That is,

${x_1} < {x_2} \Rightarrow f\left( {{x_1}} \right) > f\left( {{x_2}} \right)$

Such a function is called a strictly decreasing function or a monotonically decreasing function.

\begin{align}\;\;\text{Now consider}\;\;&f\left( x \right) = - \left[ x \right] . \text{For this function}\\\\&{x_1} < {x_2}\;\text{does not imply} \;f\left( {{x_1}} \right) > f\left( {{x_2}} \right)\\\\However, \quad &{x_1} < {x_2} \qquad \qquad \Rightarrow \qquad f\left( {{x_1}} \right) \ge f\left( {{x_2}} \right)\end{align}

Therefore, $$f\left( x \right) = - \left[ x \right]$$ is not strictly decreasing. It would only be termed decreasing.

The following table lists down a few examples of functions and their behaviour in different intervals. You are urged to verify all the assertions listed on your own.

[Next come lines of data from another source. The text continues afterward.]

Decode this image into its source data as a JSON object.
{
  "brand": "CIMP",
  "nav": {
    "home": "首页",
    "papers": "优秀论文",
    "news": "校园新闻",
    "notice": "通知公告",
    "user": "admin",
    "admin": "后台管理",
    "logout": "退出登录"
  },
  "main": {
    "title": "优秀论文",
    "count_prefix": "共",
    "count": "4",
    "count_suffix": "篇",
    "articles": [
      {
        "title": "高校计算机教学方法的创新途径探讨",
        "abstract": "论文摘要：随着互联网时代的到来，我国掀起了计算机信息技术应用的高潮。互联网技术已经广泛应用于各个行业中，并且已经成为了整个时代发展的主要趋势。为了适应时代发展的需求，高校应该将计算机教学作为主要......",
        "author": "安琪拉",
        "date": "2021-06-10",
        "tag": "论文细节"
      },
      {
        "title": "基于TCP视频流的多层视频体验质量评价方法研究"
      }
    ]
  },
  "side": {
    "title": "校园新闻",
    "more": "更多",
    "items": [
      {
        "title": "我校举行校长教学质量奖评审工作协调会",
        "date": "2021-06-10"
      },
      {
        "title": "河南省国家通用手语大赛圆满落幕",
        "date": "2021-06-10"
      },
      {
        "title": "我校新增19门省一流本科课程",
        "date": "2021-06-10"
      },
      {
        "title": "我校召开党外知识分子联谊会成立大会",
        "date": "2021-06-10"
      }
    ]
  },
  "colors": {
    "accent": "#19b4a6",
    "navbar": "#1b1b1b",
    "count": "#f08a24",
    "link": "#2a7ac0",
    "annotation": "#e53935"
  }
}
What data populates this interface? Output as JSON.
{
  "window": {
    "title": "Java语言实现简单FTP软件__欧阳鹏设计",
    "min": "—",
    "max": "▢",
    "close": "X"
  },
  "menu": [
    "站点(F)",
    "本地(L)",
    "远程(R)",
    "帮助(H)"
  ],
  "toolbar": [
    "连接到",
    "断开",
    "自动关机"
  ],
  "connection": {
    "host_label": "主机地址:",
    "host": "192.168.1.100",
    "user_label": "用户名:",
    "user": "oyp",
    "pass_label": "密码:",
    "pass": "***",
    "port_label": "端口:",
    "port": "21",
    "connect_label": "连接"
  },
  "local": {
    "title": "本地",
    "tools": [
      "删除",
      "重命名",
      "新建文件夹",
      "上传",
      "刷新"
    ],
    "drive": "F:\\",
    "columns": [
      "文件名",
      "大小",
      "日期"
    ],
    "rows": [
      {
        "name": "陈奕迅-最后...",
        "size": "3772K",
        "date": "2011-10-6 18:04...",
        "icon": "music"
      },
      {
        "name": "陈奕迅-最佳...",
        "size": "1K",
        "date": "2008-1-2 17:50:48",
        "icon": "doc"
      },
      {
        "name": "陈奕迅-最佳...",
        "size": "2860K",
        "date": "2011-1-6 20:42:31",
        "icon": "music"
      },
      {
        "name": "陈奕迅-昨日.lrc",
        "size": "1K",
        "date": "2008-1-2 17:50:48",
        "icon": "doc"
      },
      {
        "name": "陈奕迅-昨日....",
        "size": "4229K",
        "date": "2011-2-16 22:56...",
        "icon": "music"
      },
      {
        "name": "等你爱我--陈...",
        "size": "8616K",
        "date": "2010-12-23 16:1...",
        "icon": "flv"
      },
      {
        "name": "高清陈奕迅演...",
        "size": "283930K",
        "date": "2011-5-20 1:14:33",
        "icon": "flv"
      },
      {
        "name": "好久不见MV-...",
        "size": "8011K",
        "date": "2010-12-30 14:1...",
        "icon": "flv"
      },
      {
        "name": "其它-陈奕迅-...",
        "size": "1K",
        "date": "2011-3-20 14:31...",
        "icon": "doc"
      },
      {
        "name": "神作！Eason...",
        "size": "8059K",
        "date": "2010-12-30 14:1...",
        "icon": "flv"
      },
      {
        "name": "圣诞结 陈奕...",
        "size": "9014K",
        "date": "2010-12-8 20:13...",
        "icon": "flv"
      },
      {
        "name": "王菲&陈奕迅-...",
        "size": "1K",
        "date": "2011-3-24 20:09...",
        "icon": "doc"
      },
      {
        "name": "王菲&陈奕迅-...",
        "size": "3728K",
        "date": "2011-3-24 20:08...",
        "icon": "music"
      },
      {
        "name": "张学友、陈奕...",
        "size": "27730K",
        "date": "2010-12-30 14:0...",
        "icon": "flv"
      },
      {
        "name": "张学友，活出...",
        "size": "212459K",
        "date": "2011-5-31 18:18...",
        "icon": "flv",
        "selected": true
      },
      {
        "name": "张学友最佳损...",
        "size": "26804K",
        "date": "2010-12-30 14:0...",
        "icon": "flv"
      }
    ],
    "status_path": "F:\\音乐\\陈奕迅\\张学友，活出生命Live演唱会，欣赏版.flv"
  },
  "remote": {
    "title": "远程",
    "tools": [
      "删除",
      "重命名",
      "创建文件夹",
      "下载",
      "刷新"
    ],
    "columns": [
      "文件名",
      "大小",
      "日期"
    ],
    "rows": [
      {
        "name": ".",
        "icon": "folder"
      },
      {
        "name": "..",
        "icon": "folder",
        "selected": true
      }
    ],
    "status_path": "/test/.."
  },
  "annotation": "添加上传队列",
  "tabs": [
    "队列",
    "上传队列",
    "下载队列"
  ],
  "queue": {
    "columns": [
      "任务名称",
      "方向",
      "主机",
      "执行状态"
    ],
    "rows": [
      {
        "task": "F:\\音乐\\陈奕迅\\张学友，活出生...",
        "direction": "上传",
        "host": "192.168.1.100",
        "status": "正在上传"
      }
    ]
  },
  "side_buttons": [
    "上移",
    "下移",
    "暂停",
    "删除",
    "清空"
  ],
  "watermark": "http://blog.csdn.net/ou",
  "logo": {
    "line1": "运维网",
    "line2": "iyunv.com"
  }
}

 Function Behaviour $$f\left( x \right) = x$$ : Strictly increasing on $$\mathbb{R}$$ $$f\left( x \right) = {x^2}$$ : Strictly decreasing on $$\left( { - \infty ,0} \right]$$ Strictly increasing on $$\left[ {0,\infty } \right)$$ $$f\left( x \right) = \sqrt x$$ : Strictly increasing on $$\left[ {0,\infty } \right)$$ $$f\left( x \right) = {x^3}$$ : Strictly increasing on $$\mathbb{R}$$ $$f\left( x \right) = \left| x \right|$$ : Strictly decreasing on $$\left( { - \infty ,0} \right]$$ Strictly increasing on $$\left[ {0,\infty } \right)$$ \begin{align}f\left( x \right) = \frac{1}{x}\end{align} : Neither increasing nor decreasing on $$\mathbb{R} .$$ Strictly decreasing on $$\left( { - \infty ,0} \right)$$ Strictly decreasing on $$\left( {0,\infty } \right)$$ $$f\left( x \right) = \left[ x \right]$$ : Increasing on $$\mathbb{R}$$ $$f\left( x \right) = \left\{ x \right\}$$ : Neither increasing nor decreasing on $$\mathbb{R}.$$ However, strictly increasing on $$\left[ {n,n + 1} \right)$$ where $$n \in \mathbb{Z}$$ $$f\left( x \right) = \sin x$$ : Neither increasing nor decreasing on$$\mathbb{R}.$$ Strictly increasing on \begin{align}[(\,2n - \frac{1}{2}\,)\pi ,(2n + \frac{1}{2})\pi ];n \in \mathbb{Z}\end{align} Strictly decreasing on \begin{align}[(2n + \frac{1}{2})\pi ,(2n + \frac{3}{2})\pi ];n \in \mathbb{Z}\end{align} $$f\left( x \right) = \cos x$$ : Neither increasing nor decreasing on $$\mathbb{R}.$$ Strictly increasing on $$[(2n - 1)\pi ,2n\pi ];n \in \mathbb{Z}$$ Strictly decreasing on $$[2n\pi ,(2n + 1)\pi ];n \in \mathbb{Z}$$ $$f\left( x \right) = \tan x$$ : Neither increasing nor decreasing on $$\mathbb{R}.$$ Strictly increasing on \begin{align}\left( {\left( {n - \frac{1}{2}} \right)\pi ,\left( {n + \frac{1}{2}} \right)\pi } \right);n \in \mathbb{Z}\end{align} $$f\left( x \right) = {e^x}$$ : Strictly increasing on $$\mathbb{R}$$ $$f\left( x \right) = {e^{ - x}}$$ : Strictly decreasing on $$\mathbb{R}$$ $$f\left( x \right) = \ln x$$ : Strictly increasing on $$\left( {0,\infty } \right)$$
Applications of Derivatives
grade 11 | Questions Set 1
Applications of Derivatives
Applications of Derivatives
grade 11 | Questions Set 2
Applications of Derivatives